Data records section start
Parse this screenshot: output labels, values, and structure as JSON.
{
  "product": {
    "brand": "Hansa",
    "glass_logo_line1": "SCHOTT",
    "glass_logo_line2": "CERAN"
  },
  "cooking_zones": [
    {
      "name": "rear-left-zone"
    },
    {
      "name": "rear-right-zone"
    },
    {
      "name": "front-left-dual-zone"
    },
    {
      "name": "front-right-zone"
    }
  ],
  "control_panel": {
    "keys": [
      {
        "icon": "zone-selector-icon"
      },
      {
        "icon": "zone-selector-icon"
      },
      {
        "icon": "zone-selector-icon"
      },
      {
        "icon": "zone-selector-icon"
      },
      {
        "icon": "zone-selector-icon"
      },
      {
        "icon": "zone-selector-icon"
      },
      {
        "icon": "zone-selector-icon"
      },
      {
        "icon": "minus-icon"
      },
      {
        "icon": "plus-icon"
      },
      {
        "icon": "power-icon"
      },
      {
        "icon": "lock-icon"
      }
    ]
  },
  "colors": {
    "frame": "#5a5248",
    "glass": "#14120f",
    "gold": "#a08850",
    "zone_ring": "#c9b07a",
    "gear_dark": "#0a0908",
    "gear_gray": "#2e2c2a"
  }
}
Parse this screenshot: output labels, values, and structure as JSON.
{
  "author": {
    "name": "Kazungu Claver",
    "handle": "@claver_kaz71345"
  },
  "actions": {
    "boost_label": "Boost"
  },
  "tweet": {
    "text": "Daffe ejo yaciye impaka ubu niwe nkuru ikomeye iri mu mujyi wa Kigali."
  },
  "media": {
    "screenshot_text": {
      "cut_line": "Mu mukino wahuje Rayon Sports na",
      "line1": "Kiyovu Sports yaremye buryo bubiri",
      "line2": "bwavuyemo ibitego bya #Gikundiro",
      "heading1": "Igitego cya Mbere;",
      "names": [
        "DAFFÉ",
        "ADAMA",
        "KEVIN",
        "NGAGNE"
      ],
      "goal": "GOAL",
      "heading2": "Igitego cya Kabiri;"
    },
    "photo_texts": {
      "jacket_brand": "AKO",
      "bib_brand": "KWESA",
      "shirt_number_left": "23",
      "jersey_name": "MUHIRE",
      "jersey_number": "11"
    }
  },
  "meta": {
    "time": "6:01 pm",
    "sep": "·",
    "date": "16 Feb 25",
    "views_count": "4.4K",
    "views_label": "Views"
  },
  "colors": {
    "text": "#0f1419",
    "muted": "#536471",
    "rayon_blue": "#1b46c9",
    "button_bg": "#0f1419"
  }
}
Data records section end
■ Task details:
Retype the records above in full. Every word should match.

■ Response to this exercise:
Parse this screenshot: output labels, values, and structure as JSON.
{
  "product": {
    "brand": "Hansa",
    "glass_logo_line1": "SCHOTT",
    "glass_logo_line2": "CERAN"
  },
  "cooking_zones": [
    {
      "name": "rear-left-zone"
    },
    {
      "name": "rear-right-zone"
    },
    {
      "name": "front-left-dual-zone"
    },
    {
      "name": "front-right-zone"
    }
  ],
  "control_panel": {
    "keys": [
      {
        "icon": "zone-selector-icon"
      },
      {
        "icon": "zone-selector-icon"
      },
      {
        "icon": "zone-selector-icon"
      },
      {
        "icon": "zone-selector-icon"
      },
      {
        "icon": "zone-selector-icon"
      },
      {
        "icon": "zone-selector-icon"
      },
      {
        "icon": "zone-selector-icon"
      },
      {
        "icon": "minus-icon"
      },
      {
        "icon": "plus-icon"
      },
      {
        "icon": "power-icon"
      },
      {
        "icon": "lock-icon"
      }
    ]
  },
  "colors": {
    "frame": "#5a5248",
    "glass": "#14120f",
    "gold": "#a08850",
    "zone_ring": "#c9b07a",
    "gear_dark": "#0a0908",
    "gear_gray": "#2e2c2a"
  }
}
Parse this screenshot: output labels, values, and structure as JSON.
{
  "author": {
    "name": "Kazungu Claver",
    "handle": "@claver_kaz71345"
  },
  "actions": {
    "boost_label": "Boost"
  },
  "tweet": {
    "text": "Daffe ejo yaciye impaka ubu niwe nkuru ikomeye iri mu mujyi wa Kigali."
  },
  "media": {
    "screenshot_text": {
      "cut_line": "Mu mukino wahuje Rayon Sports na",
      "line1": "Kiyovu Sports yaremye buryo bubiri",
      "line2": "bwavuyemo ibitego bya #Gikundiro",
      "heading1": "Igitego cya Mbere;",
      "names": [
        "DAFFÉ",
        "ADAMA",
        "KEVIN",
        "NGAGNE"
      ],
      "goal": "GOAL",
      "heading2": "Igitego cya Kabiri;"
    },
    "photo_texts": {
      "jacket_brand": "AKO",
      "bib_brand": "KWESA",
      "shirt_number_left": "23",
      "jersey_name": "MUHIRE",
      "jersey_number": "11"
    }
  },
  "meta": {
    "time": "6:01 pm",
    "sep": "·",
    "date": "16 Feb 25",
    "views_count": "4.4K",
    "views_label": "Views"
  },
  "colors": {
    "text": "#0f1419",
    "muted": "#536471",
    "rayon_blue": "#1b46c9",
    "button_bg": "#0f1419"
  }
}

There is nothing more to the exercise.